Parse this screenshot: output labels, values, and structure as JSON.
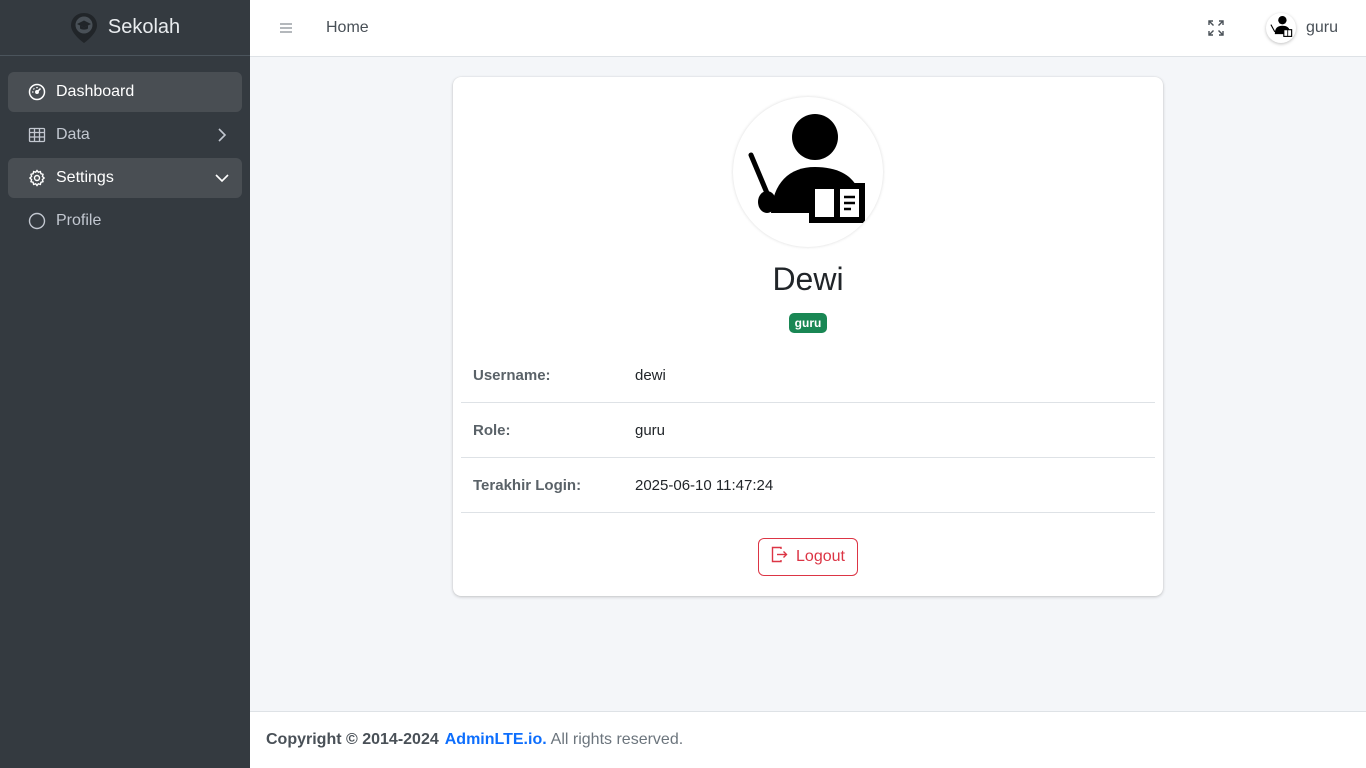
{
  "brand": {
    "name": "Sekolah",
    "logo_icon": "graduation-pin-icon"
  },
  "sidebar": {
    "items": [
      {
        "label": "Dashboard",
        "icon": "speedometer-icon",
        "active": true
      },
      {
        "label": "Data",
        "icon": "table-icon",
        "chevron": "chevron-right-icon"
      },
      {
        "label": "Settings",
        "icon": "gear-icon",
        "active": true,
        "chevron": "chevron-down-icon"
      },
      {
        "label": "Profile",
        "icon": "circle-icon"
      }
    ]
  },
  "header": {
    "menu_icon": "hamburger-icon",
    "home_label": "Home",
    "fullscreen_icon": "fullscreen-icon",
    "user_name": "guru"
  },
  "profile": {
    "name": "Dewi",
    "role_badge": "guru",
    "fields": [
      {
        "key": "Username:",
        "value": "dewi"
      },
      {
        "key": "Role:",
        "value": "guru"
      },
      {
        "key": "Terakhir Login:",
        "value": "2025-06-10 11:47:24"
      }
    ],
    "logout_label": "Logout"
  },
  "footer": {
    "copyright": "Copyright © 2014-2024",
    "link": "AdminLTE.io.",
    "rest": "All rights reserved."
  },
  "colors": {
    "sidebar_bg": "#343a40",
    "badge_green": "#198754",
    "danger": "#dc3545",
    "link_blue": "#0d6efd"
  }
}
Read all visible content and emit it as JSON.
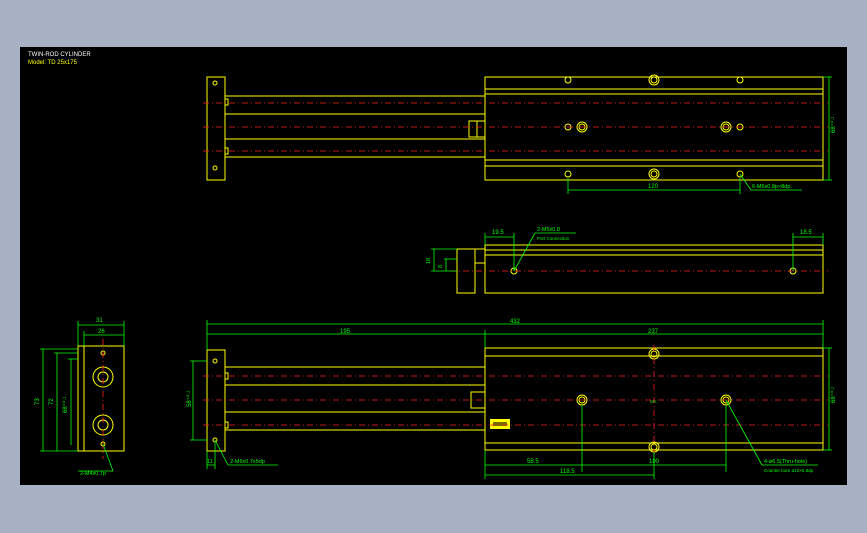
{
  "colors": {
    "background": "#a7b1c3",
    "canvas": "#000000",
    "outline": "#ffff00",
    "dimension": "#00ff00",
    "centerline": "#ff2020",
    "text": "#ffffff"
  },
  "title_block": {
    "title": "TWIN-ROD CYLINDER",
    "model": "Model: TD 25x175"
  },
  "top_view": {
    "dim_spacing": "120",
    "callout_tapped": "6-M6x0.8p×8dp.",
    "dim_height": "68⁺⁰·¹"
  },
  "middle_view": {
    "dim_left_offset": "19.5",
    "dim_right_offset": "18.5",
    "dim_port_height": "18",
    "dim_port_small": "8",
    "port_callout": "2-M5x0.8",
    "port_label": "Port Connection"
  },
  "bottom_view": {
    "dim_total": "432",
    "dim_rod": "195",
    "dim_body": "237",
    "dim_height": "68⁺⁰·¹",
    "dim_plate_height": "58⁺⁰·¹",
    "dim_58_5": "58.5",
    "dim_100": "100",
    "dim_118_5": "118.5",
    "dim_11": "11",
    "callout_plate_holes": "2-M6x0.7x5dp",
    "callout_through_holes": "4-ø6.5(Thru-hole)",
    "counterbore_note": "Counter bore ø10×5.8dp",
    "center_text": "MK"
  },
  "end_view": {
    "dim_width_outer": "31",
    "dim_width_inner": "26",
    "dim_height_outer": "73",
    "dim_height_mid": "72",
    "dim_height_inner": "68⁺⁰·¹",
    "callout_tapped": "2-M4x0.7p"
  }
}
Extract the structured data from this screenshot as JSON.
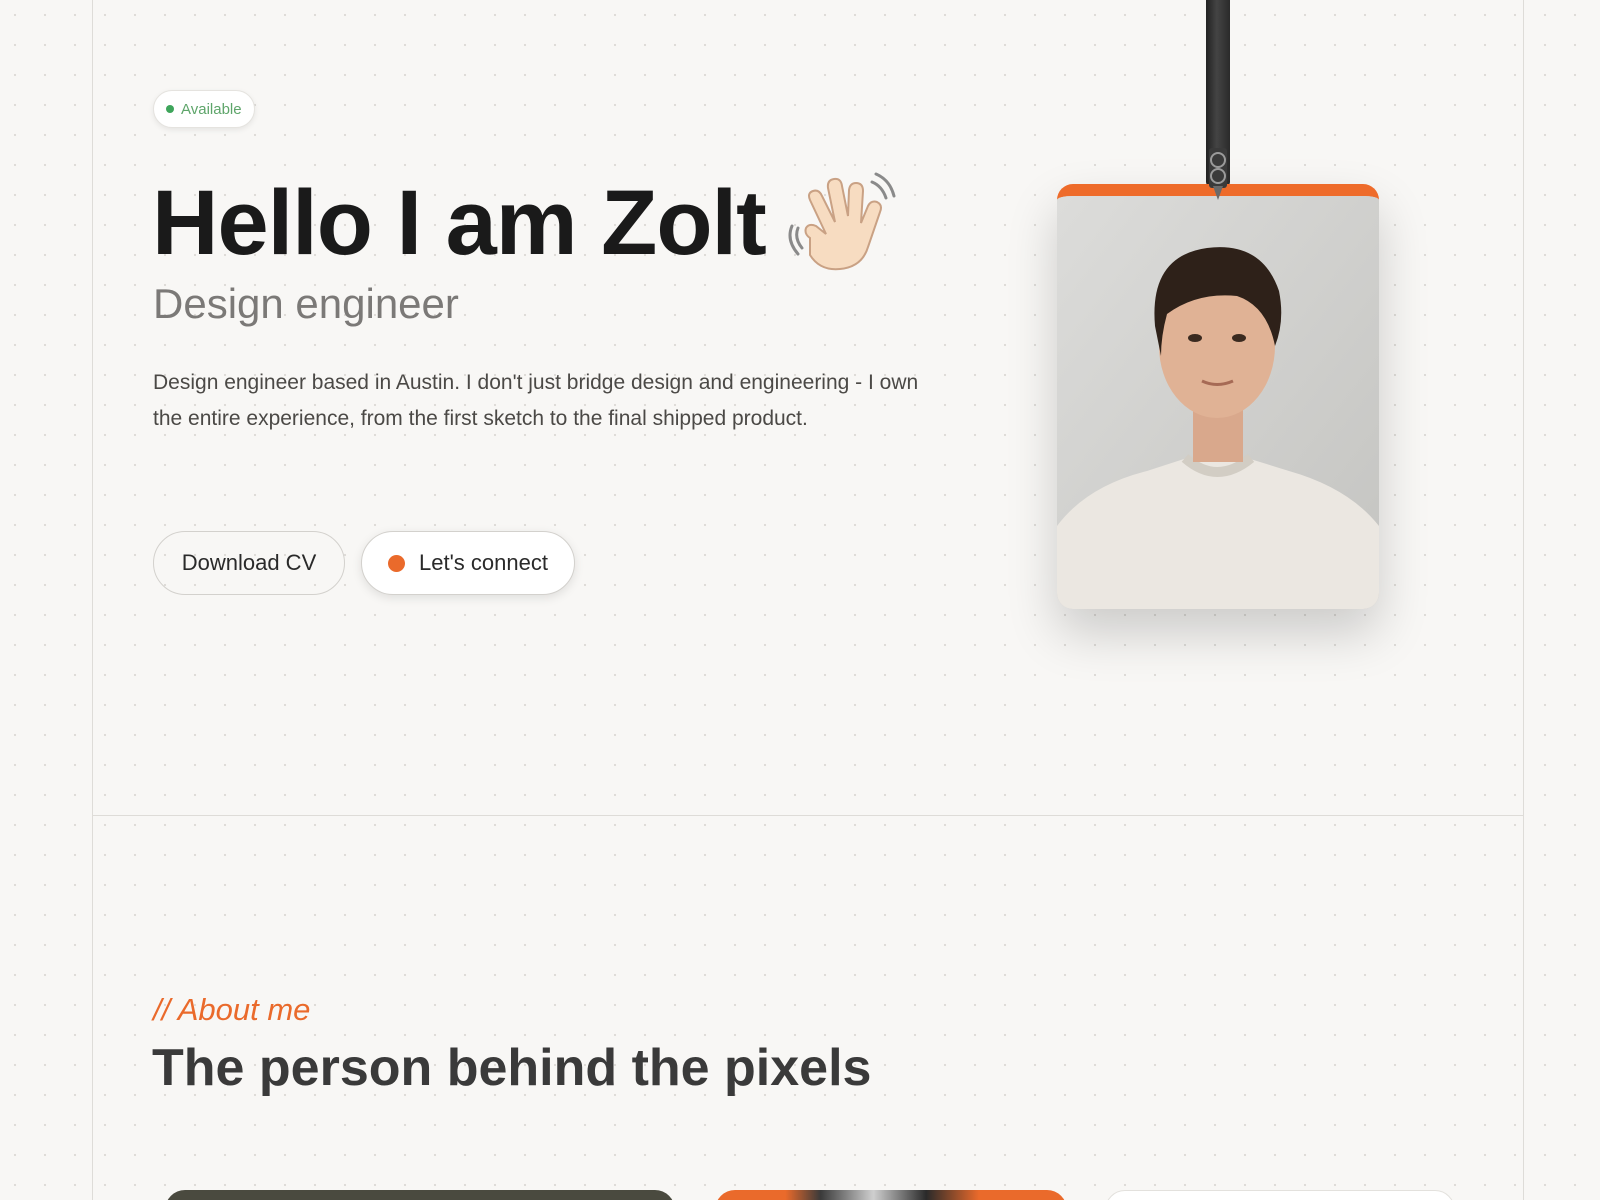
{
  "status_badge": {
    "label": "Available",
    "color": "#3ea55b"
  },
  "hero": {
    "title": "Hello I am Zolt",
    "subtitle": "Design engineer",
    "intro": "Design engineer based in Austin. I don't just bridge design and engineering - I own the entire experience, from the first sketch to the final shipped product.",
    "wave_icon": "waving-hand-icon"
  },
  "actions": {
    "download_cv": "Download CV",
    "connect": "Let's connect",
    "accent_color": "#ea6a2b"
  },
  "id_badge": {
    "photo": "portrait-photo",
    "accent_color": "#ee6b2a"
  },
  "about": {
    "label": "// About me",
    "title": "The person behind the pixels"
  }
}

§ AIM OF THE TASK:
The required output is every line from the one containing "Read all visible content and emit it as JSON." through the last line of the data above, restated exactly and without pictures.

§ ANSWER BOX:
Read all visible content and emit it as JSON.
{
  "colors": {
    "background": "#a7b1c3",
    "canvas": "#000000",
    "outline": "#ffff00",
    "dimension": "#00ff00",
    "centerline": "#ff2020",
    "text": "#ffffff"
  },
  "title_block": {
    "title": "TWIN-ROD CYLINDER",
    "model": "Model: TD 25x175"
  },
  "top_view": {
    "dim_spacing": "120",
    "callout_tapped": "6-M6x0.8p×8dp.",
    "dim_height": "68⁺⁰·¹"
  },
  "middle_view": {
    "dim_left_offset": "19.5",
    "dim_right_offset": "18.5",
    "dim_port_height": "18",
    "dim_port_small": "8",
    "port_callout": "2-M5x0.8",
    "port_label": "Port Connection"
  },
  "bottom_view": {
    "dim_total": "432",
    "dim_rod": "195",
    "dim_body": "237",
    "dim_height": "68⁺⁰·¹",
    "dim_plate_height": "58⁺⁰·¹",
    "dim_58_5": "58.5",
    "dim_100": "100",
    "dim_118_5": "118.5",
    "dim_11": "11",
    "callout_plate_holes": "2-M6x0.7x5dp",
    "callout_through_holes": "4-ø6.5(Thru-hole)",
    "counterbore_note": "Counter bore ø10×5.8dp",
    "center_text": "MK"
  },
  "end_view": {
    "dim_width_outer": "31",
    "dim_width_inner": "26",
    "dim_height_outer": "73",
    "dim_height_mid": "72",
    "dim_height_inner": "68⁺⁰·¹",
    "callout_tapped": "2-M4x0.7p"
  }
}
Extract the structured data from this screenshot as JSON.
{
  "status_badge": {
    "label": "Available",
    "color": "#3ea55b"
  },
  "hero": {
    "title": "Hello I am Zolt",
    "subtitle": "Design engineer",
    "intro": "Design engineer based in Austin. I don't just bridge design and engineering - I own the entire experience, from the first sketch to the final shipped product.",
    "wave_icon": "waving-hand-icon"
  },
  "actions": {
    "download_cv": "Download CV",
    "connect": "Let's connect",
    "accent_color": "#ea6a2b"
  },
  "id_badge": {
    "photo": "portrait-photo",
    "accent_color": "#ee6b2a"
  },
  "about": {
    "label": "// About me",
    "title": "The person behind the pixels"
  }
}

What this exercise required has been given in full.